- [Task]: All of the data below is to be output without alteration.

- Opening Delimiter -

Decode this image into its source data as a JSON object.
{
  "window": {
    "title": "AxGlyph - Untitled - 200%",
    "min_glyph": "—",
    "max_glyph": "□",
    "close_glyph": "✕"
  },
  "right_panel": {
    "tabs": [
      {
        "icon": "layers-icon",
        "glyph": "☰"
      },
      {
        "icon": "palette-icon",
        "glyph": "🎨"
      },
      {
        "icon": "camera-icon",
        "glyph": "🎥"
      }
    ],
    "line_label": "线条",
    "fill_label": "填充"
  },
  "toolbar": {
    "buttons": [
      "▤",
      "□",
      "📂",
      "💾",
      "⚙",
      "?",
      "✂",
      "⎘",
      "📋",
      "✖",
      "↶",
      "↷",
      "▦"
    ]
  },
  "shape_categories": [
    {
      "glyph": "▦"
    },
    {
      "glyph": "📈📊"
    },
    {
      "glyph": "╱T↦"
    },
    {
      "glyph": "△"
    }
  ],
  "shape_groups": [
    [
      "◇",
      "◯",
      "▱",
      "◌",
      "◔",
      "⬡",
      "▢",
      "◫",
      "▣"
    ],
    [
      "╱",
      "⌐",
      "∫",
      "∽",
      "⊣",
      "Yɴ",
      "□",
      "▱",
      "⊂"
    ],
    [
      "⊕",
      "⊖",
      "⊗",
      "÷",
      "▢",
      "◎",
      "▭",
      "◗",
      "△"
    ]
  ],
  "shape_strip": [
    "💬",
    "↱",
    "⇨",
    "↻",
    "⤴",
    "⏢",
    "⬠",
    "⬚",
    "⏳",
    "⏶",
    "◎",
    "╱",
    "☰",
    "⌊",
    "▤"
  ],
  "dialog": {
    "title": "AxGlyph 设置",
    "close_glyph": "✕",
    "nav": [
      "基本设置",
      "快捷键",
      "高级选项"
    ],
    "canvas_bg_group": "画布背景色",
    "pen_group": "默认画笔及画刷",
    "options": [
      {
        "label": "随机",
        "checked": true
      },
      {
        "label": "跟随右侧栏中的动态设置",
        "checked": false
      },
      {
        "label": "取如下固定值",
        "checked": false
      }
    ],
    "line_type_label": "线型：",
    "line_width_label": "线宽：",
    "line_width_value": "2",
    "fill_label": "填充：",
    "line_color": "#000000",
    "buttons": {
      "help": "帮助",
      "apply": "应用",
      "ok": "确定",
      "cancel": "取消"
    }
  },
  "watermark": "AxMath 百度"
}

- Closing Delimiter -

- [Result for this exercise]:
Decode this image into its source data as a JSON object.
{
  "window": {
    "title": "AxGlyph - Untitled - 200%",
    "min_glyph": "—",
    "max_glyph": "□",
    "close_glyph": "✕"
  },
  "right_panel": {
    "tabs": [
      {
        "icon": "layers-icon",
        "glyph": "☰"
      },
      {
        "icon": "palette-icon",
        "glyph": "🎨"
      },
      {
        "icon": "camera-icon",
        "glyph": "🎥"
      }
    ],
    "line_label": "线条",
    "fill_label": "填充"
  },
  "toolbar": {
    "buttons": [
      "▤",
      "□",
      "📂",
      "💾",
      "⚙",
      "?",
      "✂",
      "⎘",
      "📋",
      "✖",
      "↶",
      "↷",
      "▦"
    ]
  },
  "shape_categories": [
    {
      "glyph": "▦"
    },
    {
      "glyph": "📈📊"
    },
    {
      "glyph": "╱T↦"
    },
    {
      "glyph": "△"
    }
  ],
  "shape_groups": [
    [
      "◇",
      "◯",
      "▱",
      "◌",
      "◔",
      "⬡",
      "▢",
      "◫",
      "▣"
    ],
    [
      "╱",
      "⌐",
      "∫",
      "∽",
      "⊣",
      "Yɴ",
      "□",
      "▱",
      "⊂"
    ],
    [
      "⊕",
      "⊖",
      "⊗",
      "÷",
      "▢",
      "◎",
      "▭",
      "◗",
      "△"
    ]
  ],
  "shape_strip": [
    "💬",
    "↱",
    "⇨",
    "↻",
    "⤴",
    "⏢",
    "⬠",
    "⬚",
    "⏳",
    "⏶",
    "◎",
    "╱",
    "☰",
    "⌊",
    "▤"
  ],
  "dialog": {
    "title": "AxGlyph 设置",
    "close_glyph": "✕",
    "nav": [
      "基本设置",
      "快捷键",
      "高级选项"
    ],
    "canvas_bg_group": "画布背景色",
    "pen_group": "默认画笔及画刷",
    "options": [
      {
        "label": "随机",
        "checked": true
      },
      {
        "label": "跟随右侧栏中的动态设置",
        "checked": false
      },
      {
        "label": "取如下固定值",
        "checked": false
      }
    ],
    "line_type_label": "线型：",
    "line_width_label": "线宽：",
    "line_width_value": "2",
    "fill_label": "填充：",
    "line_color": "#000000",
    "buttons": {
      "help": "帮助",
      "apply": "应用",
      "ok": "确定",
      "cancel": "取消"
    }
  },
  "watermark": "AxMath 百度"
}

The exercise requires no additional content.